Count every line in the data below that includes "this", and give only the result.

* **Given data**
-- -- --

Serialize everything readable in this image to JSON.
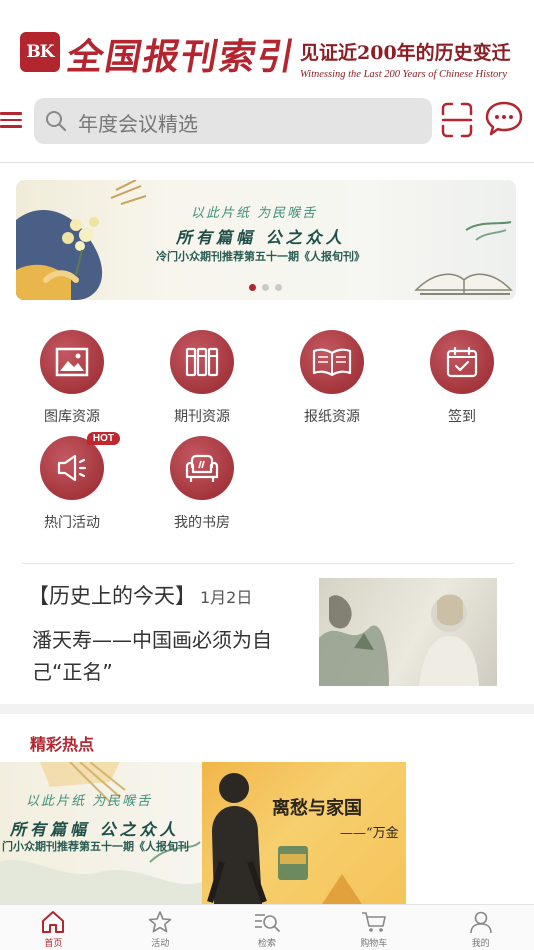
{
  "header": {
    "logo_badge": "BK",
    "logo_title": "全国报刊索引",
    "slogan_main": "见证近200年的历史变迁",
    "slogan_sub": "Witnessing the Last 200 Years of Chinese History"
  },
  "search": {
    "placeholder": "年度会议精选"
  },
  "banner": {
    "line1": "以此片纸  为民喉舌",
    "line2": "所有篇幅  公之众人",
    "line3": "冷门小众期刊推荐第五十一期《人报旬刊》",
    "dots": 3,
    "active_dot": 0
  },
  "features": [
    {
      "label": "图库资源",
      "icon": "image-icon"
    },
    {
      "label": "期刊资源",
      "icon": "journals-icon"
    },
    {
      "label": "报纸资源",
      "icon": "open-book-icon"
    },
    {
      "label": "签到",
      "icon": "calendar-check-icon"
    },
    {
      "label": "热门活动",
      "icon": "megaphone-icon",
      "badge": "HOT"
    },
    {
      "label": "我的书房",
      "icon": "armchair-icon"
    }
  ],
  "history": {
    "title": "【历史上的今天】",
    "date": "1月2日",
    "headline": "潘天寿——中国画必须为自己“正名”"
  },
  "hot_picks": {
    "title": "精彩热点",
    "cards": [
      {
        "line1": "以此片纸  为民喉舌",
        "line2": "所有篇幅  公之众人",
        "line3": "门小众期刊推荐第五十一期《人报旬刊"
      },
      {
        "title": "离愁与家国",
        "subtitle": "——“万金"
      }
    ]
  },
  "bottom_nav": [
    {
      "label": "首页",
      "icon": "home-icon",
      "active": true
    },
    {
      "label": "活动",
      "icon": "star-icon",
      "active": false
    },
    {
      "label": "检索",
      "icon": "search-list-icon",
      "active": false
    },
    {
      "label": "购物车",
      "icon": "cart-icon",
      "active": false
    },
    {
      "label": "我的",
      "icon": "user-icon",
      "active": false
    }
  ],
  "colors": {
    "brand": "#b3262f",
    "icon_circle": "#a2333b",
    "search_bg": "#e4e4e4"
  }
}
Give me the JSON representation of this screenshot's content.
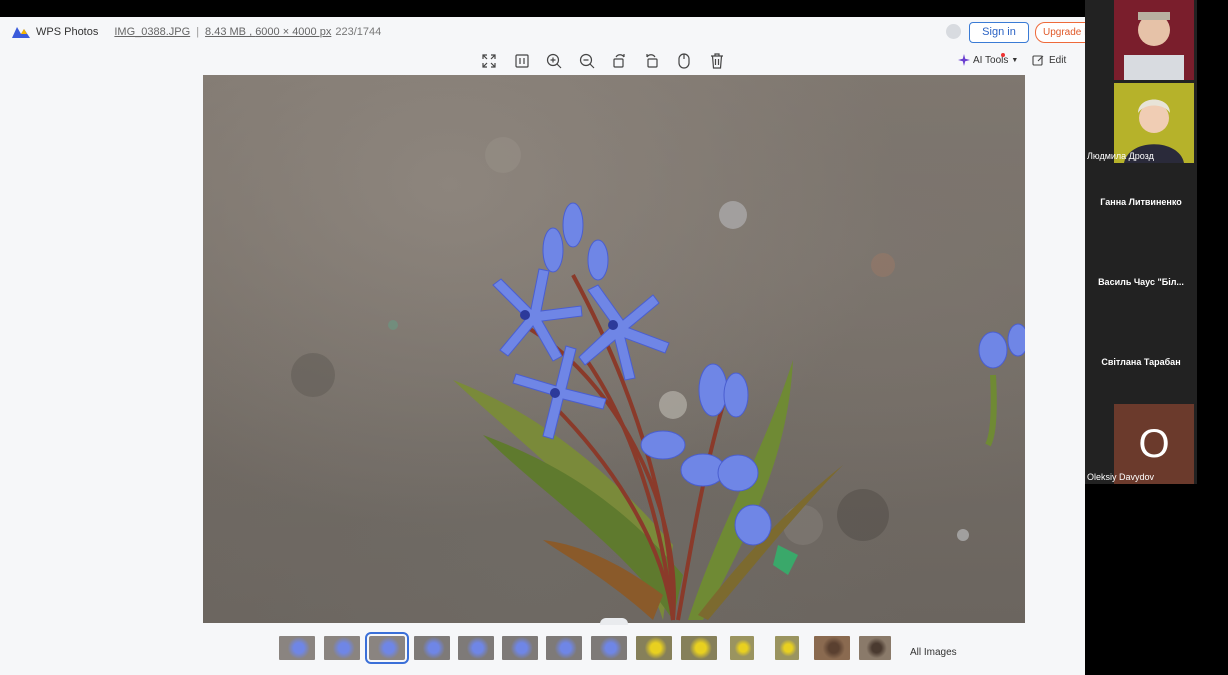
{
  "app": {
    "name": "WPS Photos",
    "file_name": "IMG_0388.JPG",
    "file_size": "8.43 MB",
    "dimensions": "6000 × 4000 px",
    "counter": "223/1744",
    "sign_in_label": "Sign in",
    "upgrade_label": "Upgrade N"
  },
  "toolbar": {
    "tools": [
      "fullscreen-icon",
      "fit-icon",
      "zoom-in-icon",
      "zoom-out-icon",
      "rotate-left-icon",
      "rotate-right-icon",
      "mouse-icon",
      "trash-icon"
    ],
    "ai_tools_label": "AI Tools",
    "edit_label": "Edit"
  },
  "thumbnails": {
    "count": 14,
    "active_index": 2,
    "all_images_label": "All Images"
  },
  "call": {
    "participants": [
      {
        "name": "",
        "type": "video"
      },
      {
        "name": "Людмила Дрозд",
        "type": "video"
      },
      {
        "name": "Ганна Литвиненко",
        "type": "name"
      },
      {
        "name": "Василь Чаус \"Біл...",
        "type": "name"
      },
      {
        "name": "Світлана Тарабан",
        "type": "name"
      },
      {
        "name": "Oleksiy Davydov",
        "initial": "O",
        "type": "initial"
      }
    ]
  },
  "colors": {
    "accent": "#3a6fd8",
    "upgrade": "#e05a2a",
    "avatar_bg": "#6b3a2c"
  }
}
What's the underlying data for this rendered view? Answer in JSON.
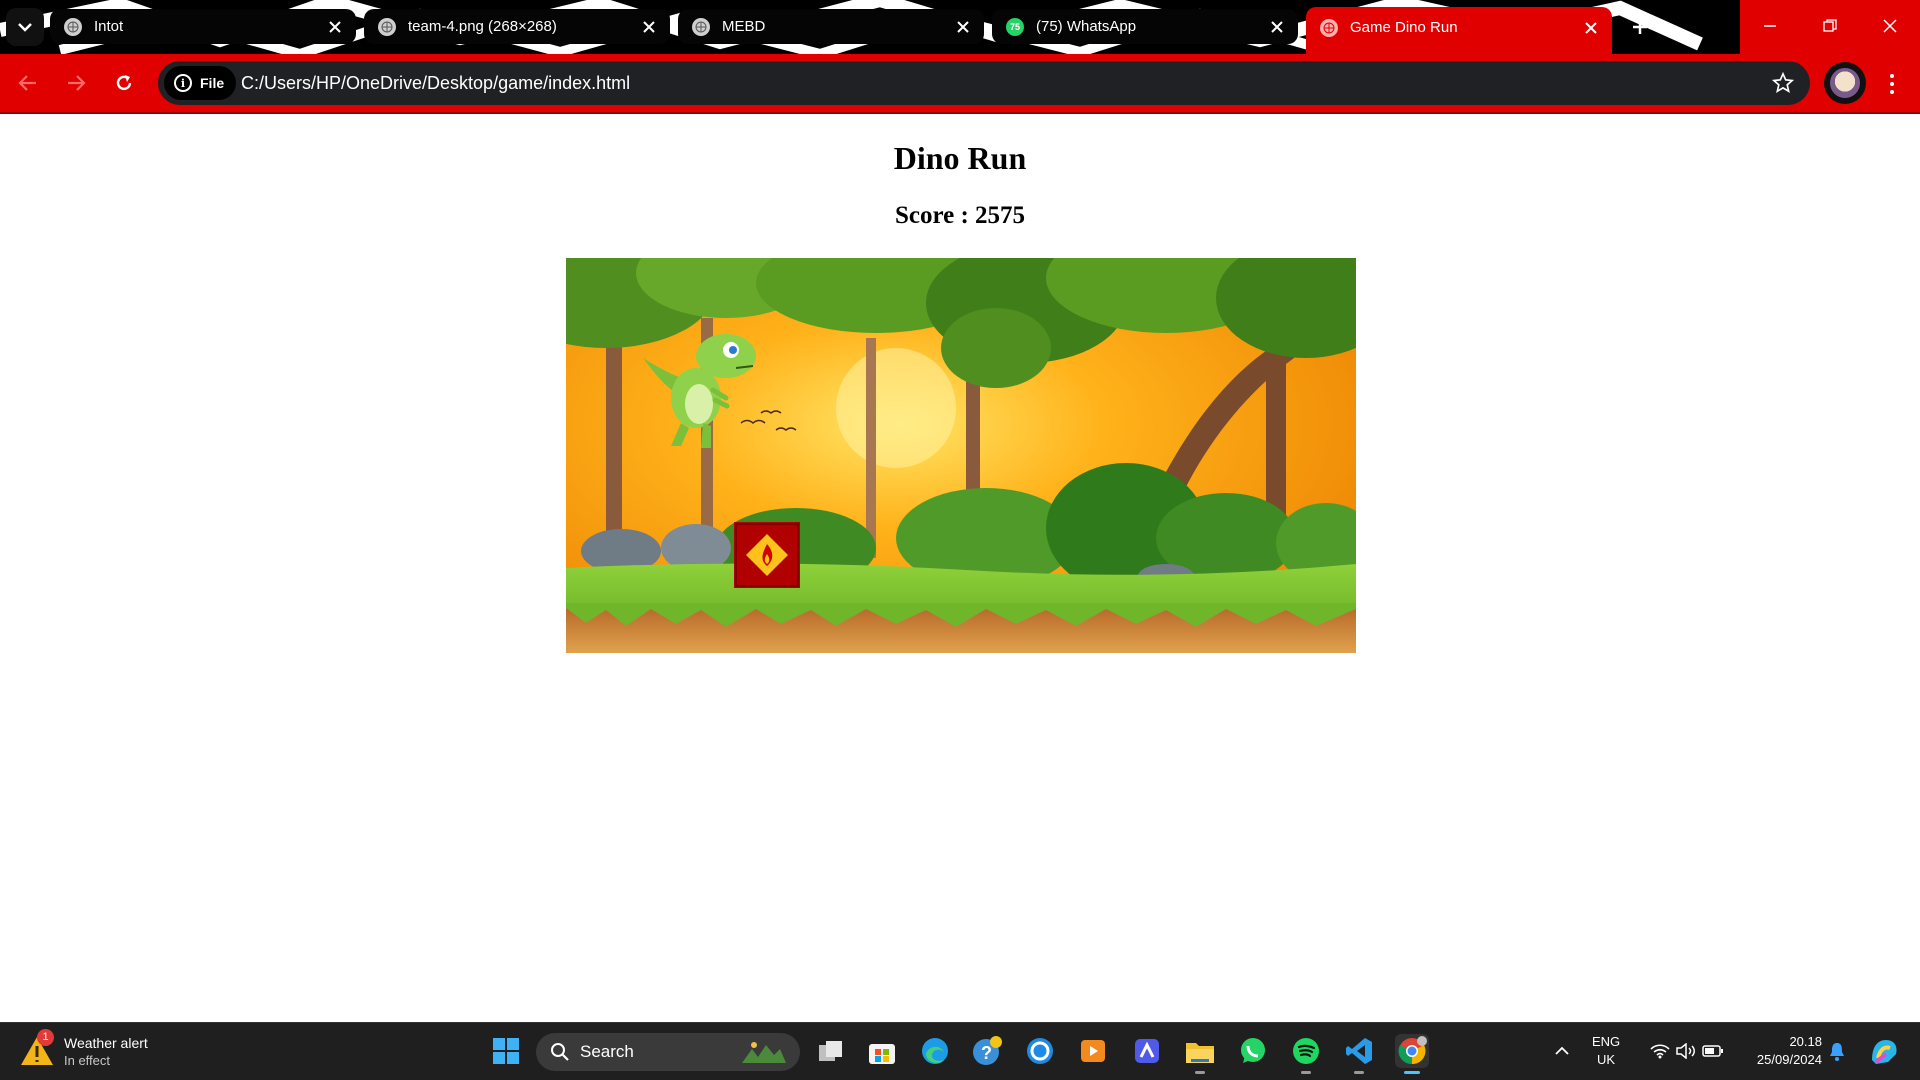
{
  "browser": {
    "tabs": [
      {
        "label": "Intot",
        "favicon": "globe-icon"
      },
      {
        "label": "team-4.png (268×268)",
        "favicon": "globe-icon"
      },
      {
        "label": "MEBD",
        "favicon": "globe-icon"
      },
      {
        "label": "(75) WhatsApp",
        "favicon": "whatsapp-icon",
        "badge": "75"
      },
      {
        "label": "Game Dino Run",
        "favicon": "globe-icon",
        "active": true
      }
    ],
    "site_chip": "File",
    "url": "C:/Users/HP/OneDrive/Desktop/game/index.html",
    "theme_color": "#e00000"
  },
  "page": {
    "title": "Dino Run",
    "score": "Score : 2575"
  },
  "taskbar": {
    "weather_title": "Weather alert",
    "weather_subtitle": "In effect",
    "weather_badge": "1",
    "search_label": "Search",
    "apps": [
      "windows-start-icon",
      "task-view-icon",
      "microsoft-store-icon",
      "edge-icon",
      "get-help-icon",
      "cortana-icon",
      "media-player-icon",
      "linear-icon",
      "file-explorer-icon",
      "whatsapp-icon",
      "spotify-icon",
      "vscode-icon",
      "chrome-icon"
    ],
    "lang_top": "ENG",
    "lang_bottom": "UK",
    "time": "20.18",
    "date": "25/09/2024"
  }
}
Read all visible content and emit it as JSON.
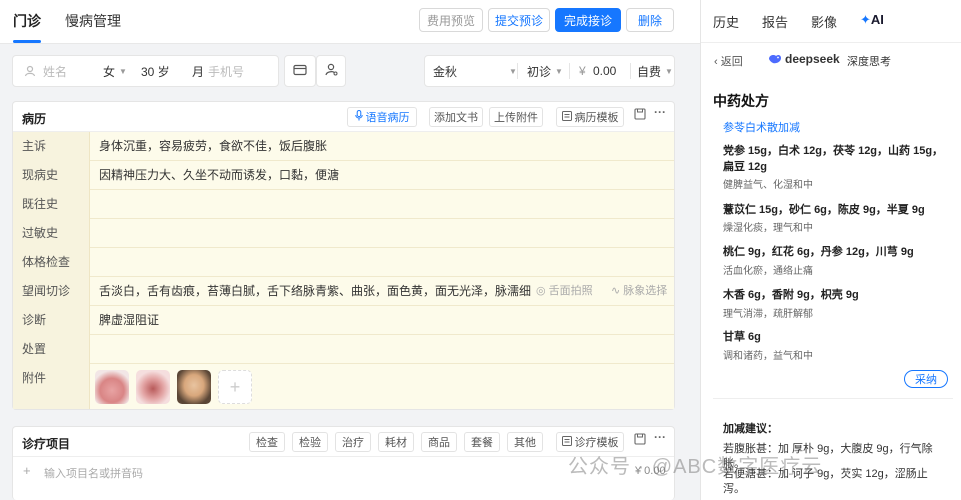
{
  "top_tabs": {
    "outpatient": "门诊",
    "chronic": "慢病管理"
  },
  "actions": {
    "fee_preview": "费用预览",
    "submit_prediagnosis": "提交预诊",
    "finish_visit": "完成接诊",
    "delete": "删除"
  },
  "patient": {
    "name_placeholder": "姓名",
    "sex": "女",
    "age": "30 岁",
    "month_label": "月",
    "phone_placeholder": "手机号",
    "doctor": "金秋",
    "visit_type": "初诊",
    "currency": "¥",
    "fee": "0.00",
    "pay_type": "自费"
  },
  "record": {
    "title": "病历",
    "voice_btn": "语音病历",
    "add_text_btn": "添加文书",
    "upload_btn": "上传附件",
    "template_btn": "病历模板",
    "rows": [
      {
        "label": "主诉",
        "value": "身体沉重，容易疲劳，食欲不佳，饭后腹胀"
      },
      {
        "label": "现病史",
        "value": "因精神压力大、久坐不动而诱发，口黏，便溏"
      },
      {
        "label": "既往史",
        "value": ""
      },
      {
        "label": "过敏史",
        "value": ""
      },
      {
        "label": "体格检查",
        "value": ""
      },
      {
        "label": "望闻切诊",
        "value": "舌淡白，舌有齿痕，苔薄白腻，舌下络脉青紫、曲张，面色黄，面无光泽，脉濡细"
      },
      {
        "label": "诊断",
        "value": "脾虚湿阻证"
      },
      {
        "label": "处置",
        "value": ""
      },
      {
        "label": "附件",
        "value": ""
      }
    ],
    "tongue_photo": "舌面拍照",
    "pulse_select": "脉象选择"
  },
  "treatment": {
    "title": "诊疗项目",
    "buttons": [
      "检查",
      "检验",
      "治疗",
      "耗材",
      "商品",
      "套餐",
      "其他"
    ],
    "template_btn": "诊疗模板",
    "input_placeholder": "输入项目名或拼音码",
    "total": "¥ 0.00"
  },
  "right_tabs": {
    "history": "历史",
    "report": "报告",
    "imaging": "影像",
    "ai": "AI"
  },
  "ai_panel": {
    "back": "返回",
    "brand": "deepseek",
    "mode": "深度思考",
    "rx_title": "中药处方",
    "formula": "参苓白术散加减",
    "herbs": [
      {
        "line": "党参 15g，白术 12g，茯苓 12g，山药 15g，扁豆 12g",
        "effect": "健脾益气、化湿和中"
      },
      {
        "line": "薏苡仁 15g，砂仁 6g，陈皮 9g，半夏 9g",
        "effect": "燥湿化痰，理气和中"
      },
      {
        "line": "桃仁 9g，红花 6g，丹参 12g，川芎 9g",
        "effect": "活血化瘀，通络止痛"
      },
      {
        "line": "木香 6g，香附 9g，枳壳 9g",
        "effect": "理气消滞，疏肝解郁"
      },
      {
        "line": "甘草 6g",
        "effect": "调和诸药，益气和中"
      }
    ],
    "accept_btn": "采纳",
    "adjust_title": "加减建议：",
    "adjust_1": "若腹胀甚：加 厚朴 9g，大腹皮 9g，行气除胀。",
    "adjust_2": "若便溏甚：加 诃子 9g，芡实 12g，涩肠止泻。"
  },
  "watermark": "公众号 · @ABC数字医疗云",
  "colors": {
    "primary": "#1677ff",
    "row_bg": "#fdfbea",
    "label_bg": "#f7f3de"
  }
}
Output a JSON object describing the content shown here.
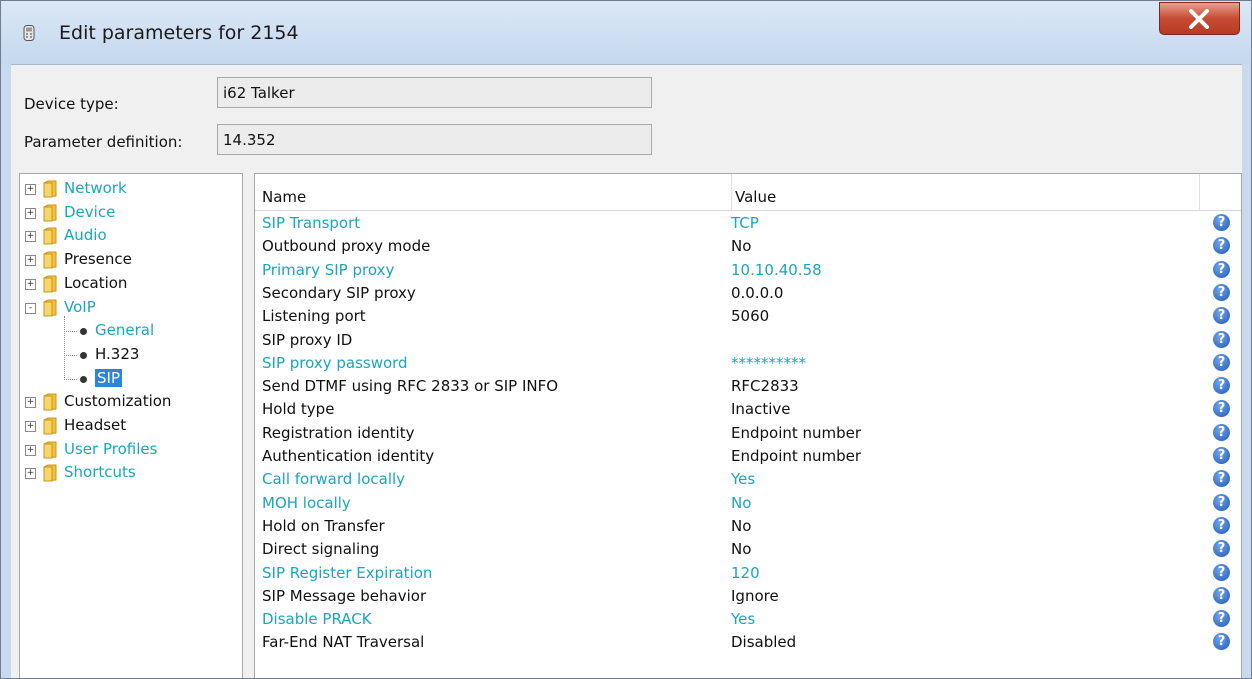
{
  "window": {
    "title": "Edit parameters for 2154"
  },
  "form": {
    "device_type_label": "Device type:",
    "device_type_value": "i62 Talker",
    "param_def_label": "Parameter definition:",
    "param_def_value": "14.352"
  },
  "tree": {
    "items": [
      {
        "label": "Network",
        "color": "cyan",
        "kind": "folder",
        "expander": "+"
      },
      {
        "label": "Device",
        "color": "cyan",
        "kind": "folder",
        "expander": "+"
      },
      {
        "label": "Audio",
        "color": "cyan",
        "kind": "folder",
        "expander": "+"
      },
      {
        "label": "Presence",
        "color": "dark",
        "kind": "folder",
        "expander": "+"
      },
      {
        "label": "Location",
        "color": "dark",
        "kind": "folder",
        "expander": "+"
      },
      {
        "label": "VoIP",
        "color": "cyan",
        "kind": "folder",
        "expander": "-"
      },
      {
        "label": "General",
        "color": "cyan",
        "kind": "leaf"
      },
      {
        "label": "H.323",
        "color": "dark",
        "kind": "leaf"
      },
      {
        "label": "SIP",
        "color": "selected",
        "kind": "leaf"
      },
      {
        "label": "Customization",
        "color": "dark",
        "kind": "folder",
        "expander": "+"
      },
      {
        "label": "Headset",
        "color": "dark",
        "kind": "folder",
        "expander": "+"
      },
      {
        "label": "User Profiles",
        "color": "cyan",
        "kind": "folder",
        "expander": "+"
      },
      {
        "label": "Shortcuts",
        "color": "cyan",
        "kind": "folder",
        "expander": "+"
      }
    ]
  },
  "table": {
    "headers": {
      "name": "Name",
      "value": "Value"
    },
    "help_glyph": "?",
    "rows": [
      {
        "name": "SIP Transport",
        "value": "TCP",
        "color": "cyan"
      },
      {
        "name": "Outbound proxy mode",
        "value": "No",
        "color": "dark"
      },
      {
        "name": "Primary SIP proxy",
        "value": "10.10.40.58",
        "color": "cyan"
      },
      {
        "name": "Secondary SIP proxy",
        "value": "0.0.0.0",
        "color": "dark"
      },
      {
        "name": "Listening port",
        "value": "5060",
        "color": "dark"
      },
      {
        "name": "SIP proxy ID",
        "value": "",
        "color": "dark"
      },
      {
        "name": "SIP proxy password",
        "value": "**********",
        "color": "cyan"
      },
      {
        "name": "Send DTMF using RFC 2833 or SIP INFO",
        "value": "RFC2833",
        "color": "dark"
      },
      {
        "name": "Hold type",
        "value": "Inactive",
        "color": "dark"
      },
      {
        "name": "Registration identity",
        "value": "Endpoint number",
        "color": "dark"
      },
      {
        "name": "Authentication identity",
        "value": "Endpoint number",
        "color": "dark"
      },
      {
        "name": "Call forward locally",
        "value": "Yes",
        "color": "cyan"
      },
      {
        "name": "MOH locally",
        "value": "No",
        "color": "cyan"
      },
      {
        "name": "Hold on Transfer",
        "value": "No",
        "color": "dark"
      },
      {
        "name": "Direct signaling",
        "value": "No",
        "color": "dark"
      },
      {
        "name": "SIP Register Expiration",
        "value": "120",
        "color": "cyan"
      },
      {
        "name": "SIP Message behavior",
        "value": "Ignore",
        "color": "dark"
      },
      {
        "name": "Disable PRACK",
        "value": "Yes",
        "color": "cyan"
      },
      {
        "name": "Far-End NAT Traversal",
        "value": "Disabled",
        "color": "dark"
      }
    ]
  },
  "colors": {
    "modified_text": "#1aa6bf",
    "selection": "#2b86d9",
    "title_bg": "#c9daee"
  }
}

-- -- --

* **Task output**
3